I can't have been the only sucker to think that when, in 2010, the Spanish state transferred authority over (some of) the local railway system to the Catalan government it would result in an improved service, if only because the Generalitat is closer to the complaining customers and the network itself, than the remote controllers in Madrid who had for decades eyed the serial images of trainless commuters milling furiously on Catalan platforms, with an indifference fostered by a distance that was, perhaps, not merely geographical. The 2010 transfer, however, only gave the Generalitat the power to alter timetables, shuffle staff, and repaint the trains. Everything else – the maintenance of tracks, stations and rolling stock, the construction of new lines – has remained in the hands of the RENFE and its equally despised logistical sidekick ADIF. With the result that only in the first 40 days of this year, apart from the usual countless delays, three train accidents in Catalonia have injured 35 passengers. The reason – as the Spanish Ministry of Works (Fomento) admitted last month - is that although the Catalan network is the most heavily used in Spain (being in Spain's most densely populated area) it has been denied its fair share of infrastructure funds to the tune of 510 million euros.
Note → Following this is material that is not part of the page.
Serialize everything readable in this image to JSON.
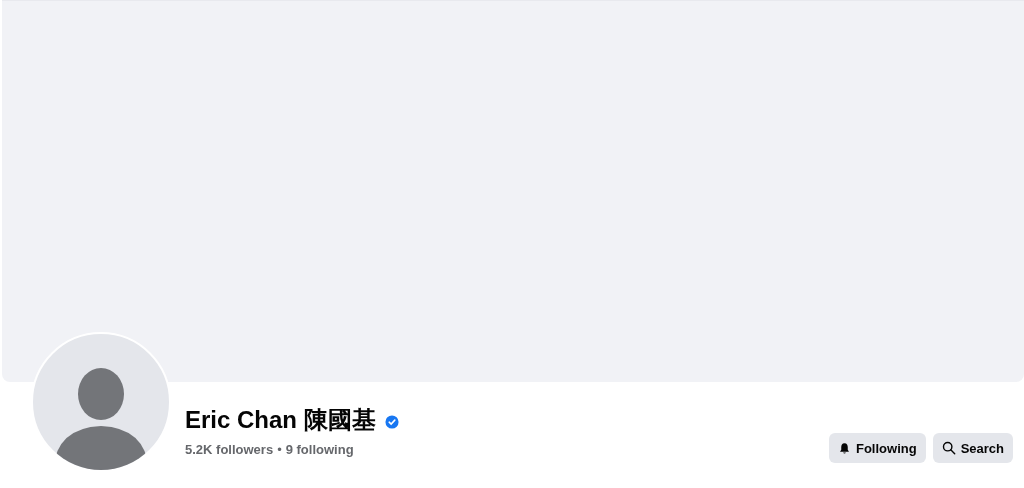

A sum which has almost certainly been blown – as has so much else - on the AVEs, the high speed trains which have been losing money hand over fist ever since the Seville-Madrid line was opened in 1992. Indeed, the fabulously underused AVE grid – the Albacete-Toledo line had to be closed down in 2011, transporting as it was just 9 passengers daily – now has estimated yearly losses of 400 million euros. I was reflecting on all this on the bleak, service-free station of L'Aldea one Monday night in February. The station master – who is paid to stay open only 'til 9.30pm - had locked me out onto the unsheltered platform, across which icy winds were blustering with gusto (playfully rattling a heap of abandoned infrastructure works encircled by tatty ADIF netting). When the loudspeaker informed me that my train had been delayed and that I would thus be held in the gale's grip for another 30 minutes, it struck me that this was a particularly refined form of passenger torture, even for the RENFE. Meanwhile, expresses as superfast as they were vacant were zipping along lines built especially for them from ultramodern station to ultramodern station, just kilometres away from where I was shivering like a windsock. Bastards.
Matthew Tree, Catalonia Today, març de 2012